Our choice of nutrition is vitally important to our well being and it isn’t wise to blindly trust the advice of the media, government or medical institutions. So many of today’s ills are caused by an unsuitable diet made up of processed foods and containing poisions that our bodies are unable to handle.

In addition to choosing outdoor reared meats, free range eggs and sugar free foods it is wise to explore the diet of our ancestors. After all, they lived purely off the land and their physiology was no different to ours. The most current research indicates that grains, whilst enabling the massive population explosion of recent history, are in fact not suitable for human consumption. 10,000 years ago grain wasn’t a part of the diet of anyone on earth.

A grain free diet, although not being the easiest to maintain, fits perfectly with our bodies and helps us become the very best we can be. One lifestyle approach which emulates our ancestors is the paleo way. Derived from a pre agricultural way of living, the paleo diet promotes clean, wholesome foods without added chemicals, colourings and additives and advocates a reasonable amount of animal protein to power our bodies.

Although not suitable for vegetarians, the paleo way has a huge impact on the body resulting in fat loss, an increase and balancing of energy levels and a loss of ‘brain fog’ that can cloud our judgement and drive. Teamed with a small amount of exercise, good sleep patterns and play time the diet is transforming lives.

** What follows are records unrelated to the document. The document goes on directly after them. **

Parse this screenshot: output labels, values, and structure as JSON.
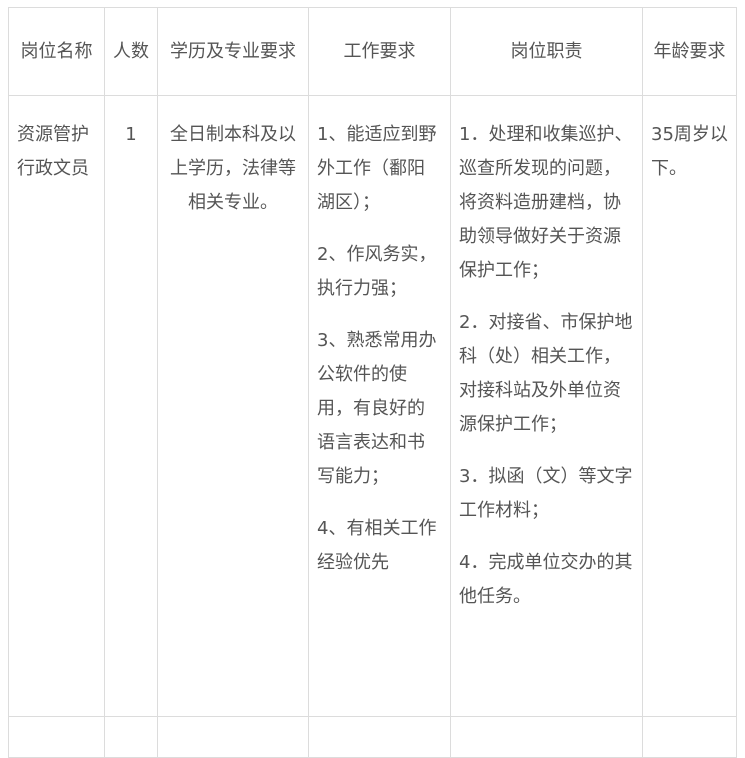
{
  "table": {
    "headers": [
      "岗位名称",
      "人数",
      "学历及专业要求",
      "工作要求",
      "岗位职责",
      "年龄要求"
    ],
    "row": {
      "position": "资源管护行政文员",
      "count": "1",
      "education": "全日制本科及以上学历，法律等相关专业。",
      "work_requirements": [
        "1、能适应到野外工作（鄱阳湖区）；",
        "2、作风务实，执行力强；",
        "3、熟悉常用办公软件的使用，有良好的语言表达和书写能力；",
        "4、有相关工作经验优先"
      ],
      "duties": [
        "1．处理和收集巡护、巡查所发现的问题，将资料造册建档，协助领导做好关于资源保护工作；",
        "2．对接省、市保护地科（处）相关工作，对接科站及外单位资源保护工作；",
        "3．拟函（文）等文字工作材料；",
        "4．完成单位交办的其他任务。"
      ],
      "age": "35周岁以下。"
    }
  }
}
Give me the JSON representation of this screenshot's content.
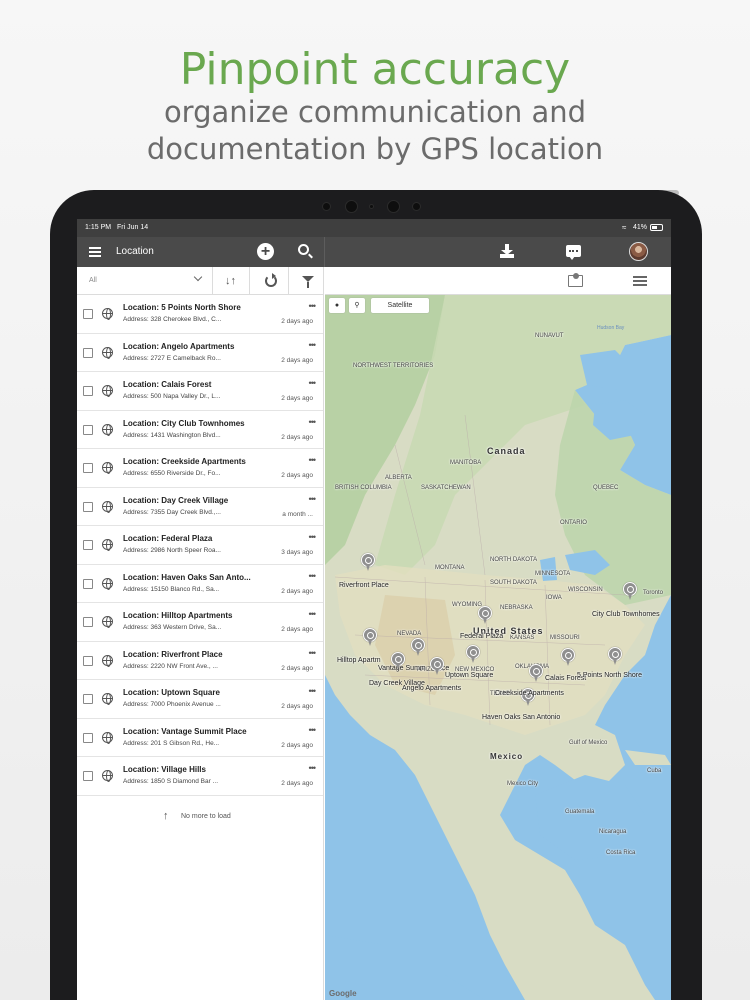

There are many resources about various paleo approaches but Jason finds the ethics, holistics and advice of Mark Sissons to be particularly inspiring. His book, The Primal Blueprint, is very thought provoking and potentially life-changing.